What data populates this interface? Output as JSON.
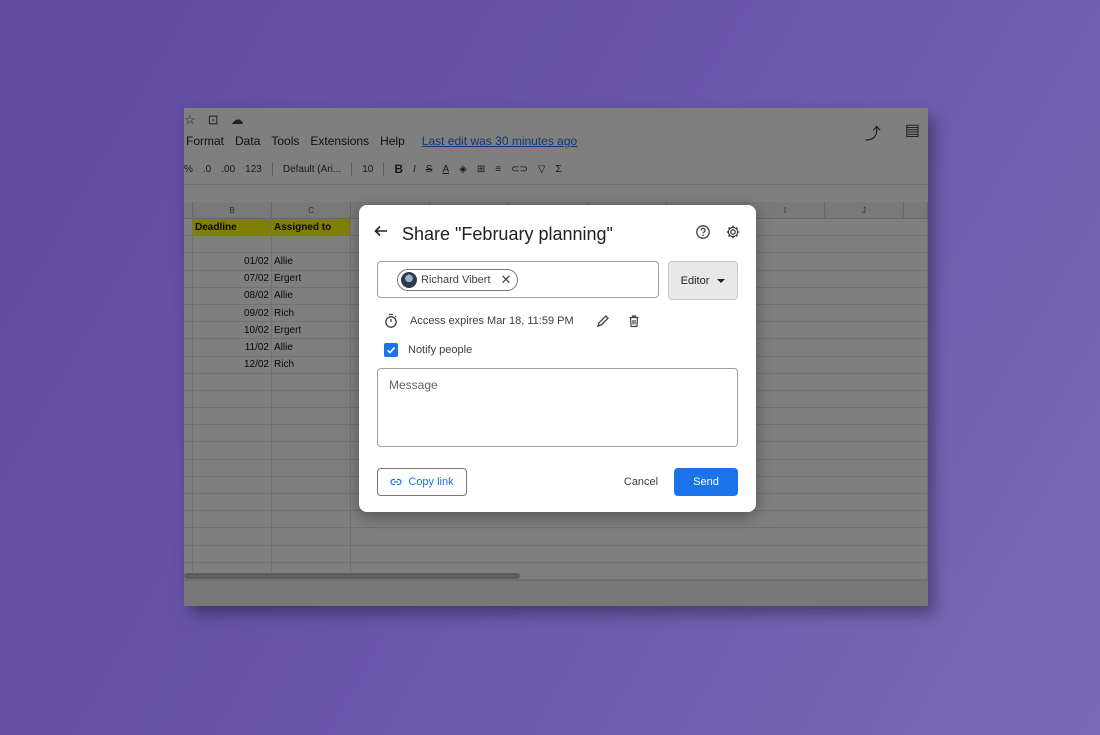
{
  "menu": {
    "items": [
      "Format",
      "Data",
      "Tools",
      "Extensions",
      "Help"
    ],
    "last_edit": "Last edit was 30 minutes ago"
  },
  "toolbar": {
    "format_items": [
      "%",
      ".0",
      ".00",
      "123"
    ],
    "font": "Default (Ari...",
    "font_size": "10"
  },
  "sheet": {
    "column_headers": [
      "B",
      "C",
      "I",
      "J"
    ],
    "header_row": {
      "deadline": "Deadline",
      "assigned_to": "Assigned to"
    },
    "rows": [
      {
        "deadline": "01/02",
        "assignee": "Allie"
      },
      {
        "deadline": "07/02",
        "assignee": "Ergert"
      },
      {
        "deadline": "08/02",
        "assignee": "Allie"
      },
      {
        "deadline": "09/02",
        "assignee": "Rich"
      },
      {
        "deadline": "10/02",
        "assignee": "Ergert"
      },
      {
        "deadline": "11/02",
        "assignee": "Allie"
      },
      {
        "deadline": "12/02",
        "assignee": "Rich"
      }
    ]
  },
  "dialog": {
    "title": "Share \"February planning\"",
    "person_chip": "Richard Vibert",
    "role": "Editor",
    "access_expires": "Access expires Mar 18, 11:59 PM",
    "notify_label": "Notify people",
    "notify_checked": true,
    "message_placeholder": "Message",
    "copy_link": "Copy link",
    "cancel": "Cancel",
    "send": "Send"
  },
  "colors": {
    "primary": "#1a73e8",
    "highlight": "#ffff00"
  }
}
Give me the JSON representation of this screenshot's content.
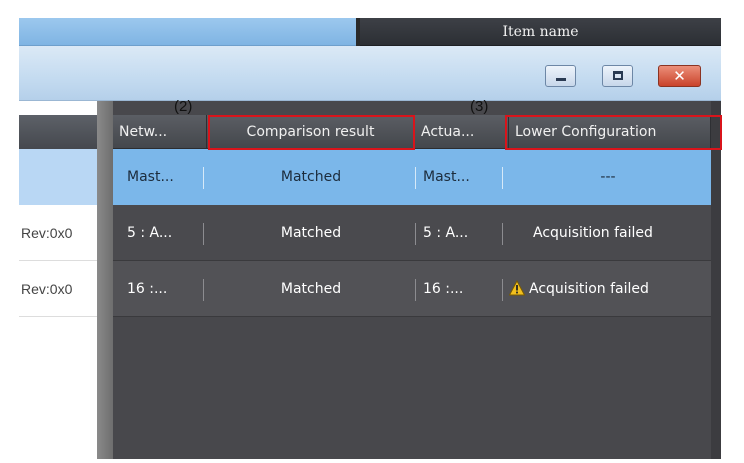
{
  "top_header": {
    "item_name": "Item name"
  },
  "window_controls": {
    "close_glyph": "✕"
  },
  "annotations": {
    "label_2": "(2)",
    "label_3": "(3)"
  },
  "left_panel": {
    "rows": [
      "Rev:0x0",
      "Rev:0x0"
    ]
  },
  "grid": {
    "columns": [
      "Netw...",
      "Comparison result",
      "Actua...",
      "Lower Configuration"
    ],
    "rows": [
      {
        "network": "Mast...",
        "comparison": "Matched",
        "actual": "Mast...",
        "lower": "---",
        "warning": false
      },
      {
        "network": "5 : A...",
        "comparison": "Matched",
        "actual": "5 : A...",
        "lower": "Acquisition failed",
        "warning": false
      },
      {
        "network": "16 :...",
        "comparison": "Matched",
        "actual": "16 :...",
        "lower": "Acquisition failed",
        "warning": true,
        "warning_icon": "warning-triangle-icon"
      }
    ]
  },
  "colors": {
    "selection": "#7bb7ea",
    "annotation": "#d9141b",
    "warning": "#f2c01e"
  }
}
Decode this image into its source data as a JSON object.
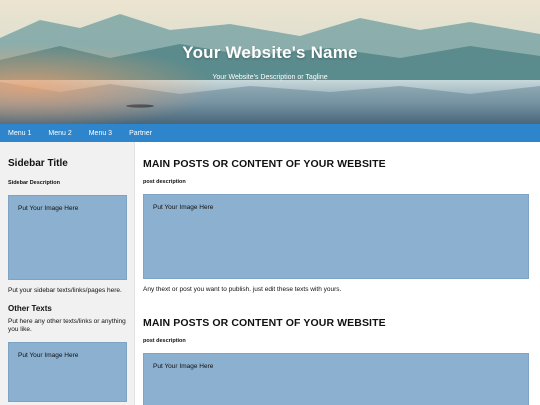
{
  "header": {
    "site_title": "Your Website's Name",
    "tagline": "Your Website's Description or Tagline"
  },
  "nav": {
    "items": [
      "Menu 1",
      "Menu 2",
      "Menu 3",
      "Partner"
    ]
  },
  "sidebar": {
    "title": "Sidebar Title",
    "description": "Sidebar Description",
    "image_placeholder": "Put Your Image Here",
    "text": "Put your sidebar texts/links/pages here.",
    "other_title": "Other Texts",
    "other_text": "Put here any other texts/links or anything you like.",
    "image_placeholder_2": "Put Your Image Here"
  },
  "main": {
    "posts": [
      {
        "title": "MAIN POSTS OR CONTENT OF YOUR WEBSITE",
        "description": "post description",
        "image_placeholder": "Put Your Image Here",
        "text": "Any thext or post you want to publish. just edit these texts with yours."
      },
      {
        "title": "MAIN POSTS OR CONTENT OF YOUR WEBSITE",
        "description": "post description",
        "image_placeholder": "Put Your Image Here"
      }
    ]
  },
  "colors": {
    "nav_bg": "#2f85cb",
    "sidebar_bg": "#f1f1f1",
    "image_placeholder_bg": "#8cb0cf"
  }
}
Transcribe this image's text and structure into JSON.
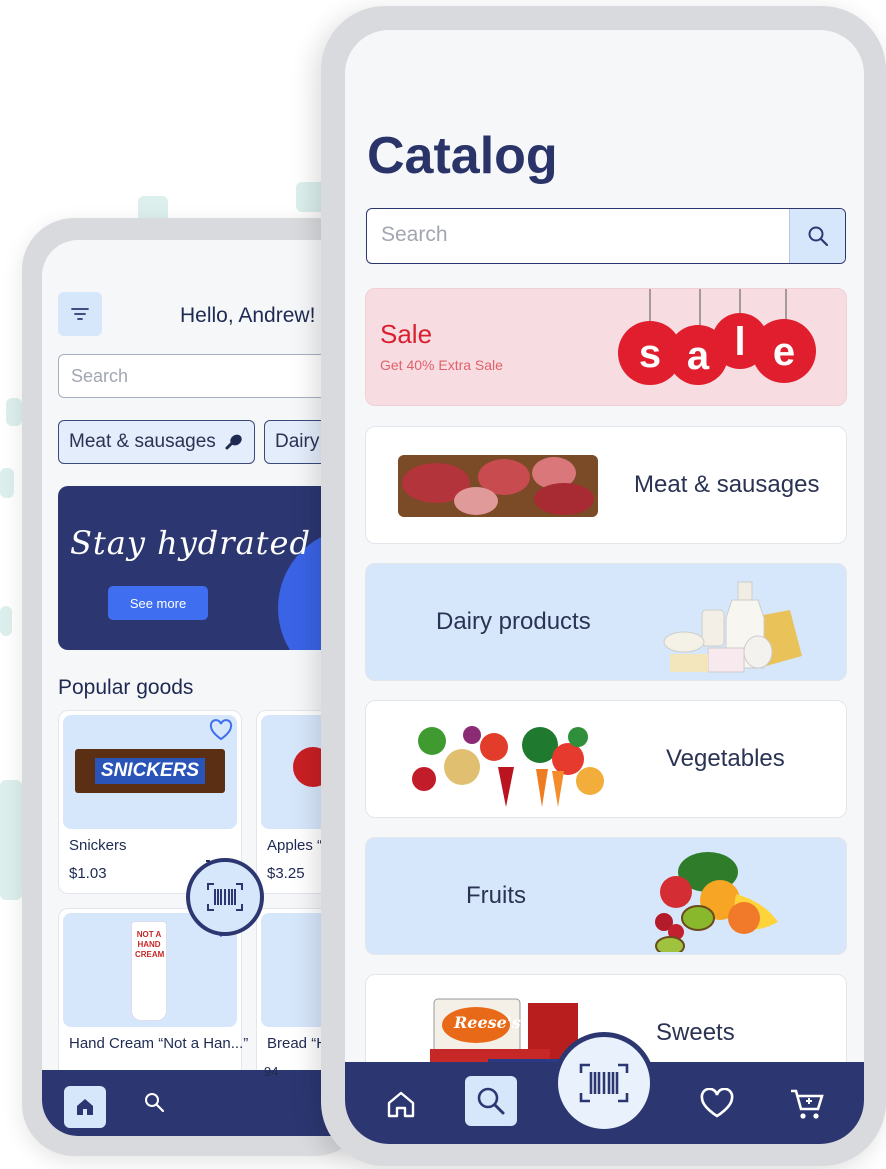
{
  "back_phone": {
    "greeting": "Hello, Andrew!",
    "search_placeholder": "Search",
    "chips": [
      "Meat & sausages",
      "Dairy"
    ],
    "banner": {
      "title": "Stay hydrated",
      "button": "See more"
    },
    "section_title": "Popular goods",
    "products": [
      {
        "name": "Snickers",
        "price": "$1.03",
        "favorite": false,
        "logo": "SNICKERS"
      },
      {
        "name": "Apples “F",
        "price": "$3.25",
        "favorite": false
      },
      {
        "name": "Hand Cream “Not a Han...”",
        "price": "",
        "favorite": true,
        "logo": "NOT A HAND CREAM"
      },
      {
        "name": "Bread “H",
        "price": "94",
        "favorite": false
      }
    ],
    "nav": [
      "home-icon",
      "search-icon",
      "barcode-icon"
    ]
  },
  "front_phone": {
    "title": "Catalog",
    "search_placeholder": "Search",
    "sale": {
      "title": "Sale",
      "subtitle": "Get 40% Extra Sale",
      "tags": [
        "s",
        "a",
        "l",
        "e"
      ]
    },
    "categories": [
      {
        "label": "Meat & sausages",
        "image": "meat"
      },
      {
        "label": "Dairy products",
        "image": "dairy"
      },
      {
        "label": "Vegetables",
        "image": "vegetables"
      },
      {
        "label": "Fruits",
        "image": "fruits"
      },
      {
        "label": "Sweets",
        "image": "sweets"
      }
    ],
    "sweets_box_label": "Reese's",
    "nav": [
      "home-icon",
      "search-icon",
      "barcode-icon",
      "heart-icon",
      "cart-icon"
    ]
  },
  "colors": {
    "navy": "#2c3772",
    "light_blue": "#d7e7fb",
    "sale_red": "#d9202f",
    "sale_bg": "#f7dde2"
  }
}
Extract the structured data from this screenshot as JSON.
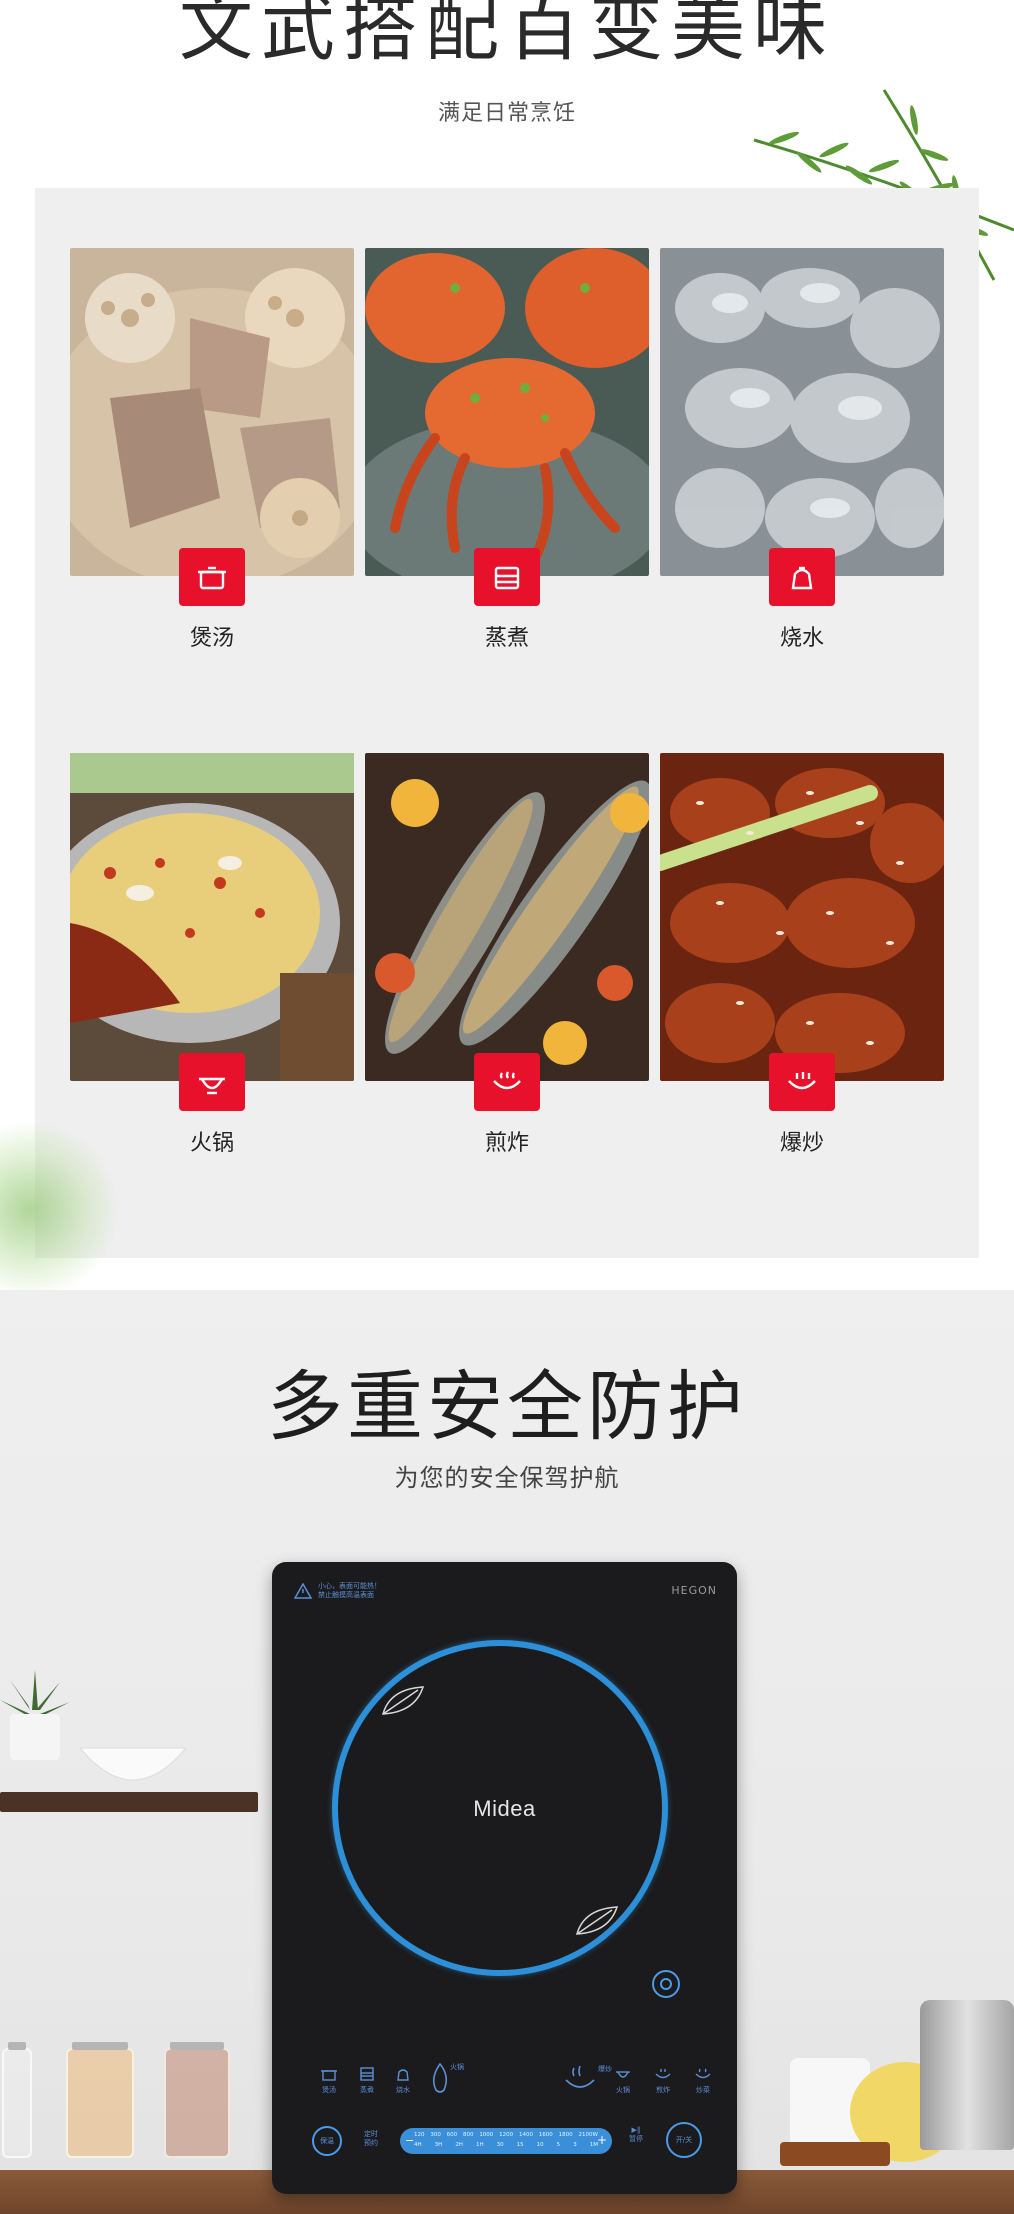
{
  "section1": {
    "title": "文武搭配百变美味",
    "subtitle": "满足日常烹饪",
    "cards": [
      {
        "label": "煲汤",
        "icon": "soup-pot-icon"
      },
      {
        "label": "蒸煮",
        "icon": "steamer-icon"
      },
      {
        "label": "烧水",
        "icon": "kettle-icon"
      },
      {
        "label": "火锅",
        "icon": "hotpot-icon"
      },
      {
        "label": "煎炸",
        "icon": "frying-pan-icon"
      },
      {
        "label": "爆炒",
        "icon": "wok-icon"
      }
    ],
    "accent": "#e8112b"
  },
  "section2": {
    "title": "多重安全防护",
    "subtitle": "为您的安全保驾护航"
  },
  "cooker": {
    "brand": "HEGON",
    "logo": "Midea",
    "warning": "小心，表面可能热！\n禁止触摸高温表面",
    "functions": [
      "煲汤",
      "蒸煮",
      "烧水",
      "火锅",
      "煎炸",
      "炒菜"
    ],
    "hotpot_label": "火锅",
    "stir_label": "爆炒",
    "timer_label": "定时 预约",
    "keep_warm_label": "保温",
    "pause_label": "暂停",
    "power_label": "开/关",
    "power_values": [
      "120",
      "300",
      "600",
      "800",
      "1000",
      "1200",
      "1400",
      "1600",
      "1800",
      "2100W"
    ],
    "time_values": [
      "4H",
      "3H",
      "2H",
      "1H",
      "30",
      "15",
      "10",
      "5",
      "3",
      "1M"
    ],
    "ring_color": "#2d8fd8"
  }
}
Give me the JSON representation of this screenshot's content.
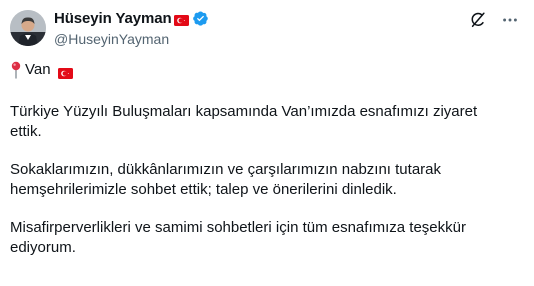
{
  "user": {
    "display_name": "Hüseyin Yayman",
    "handle": "@HuseyinYayman",
    "flag": "turkey-flag-icon",
    "verified": "verified-badge-icon"
  },
  "actions": {
    "grok_icon": "grok-icon",
    "more_icon": "more-options-icon"
  },
  "tweet": {
    "location": "Van",
    "paragraphs": [
      "Türkiye Yüzyılı Buluşmaları kapsamında Van’ımızda esnafımızı ziyaret ettik.",
      "Sokaklarımızın, dükkânlarımızın ve çarşılarımızın nabzını tutarak hemşehrilerimizle sohbet ettik; talep ve önerilerini dinledik.",
      "Misafirperverlikleri ve samimi sohbetleri için tüm esnafımıza teşekkür ediyorum."
    ]
  },
  "colors": {
    "text": "#0f1419",
    "secondary": "#536471",
    "verified": "#1d9bf0",
    "flag_red": "#e30a17"
  }
}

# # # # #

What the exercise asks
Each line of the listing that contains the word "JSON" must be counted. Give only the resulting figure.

Solution to the problem
6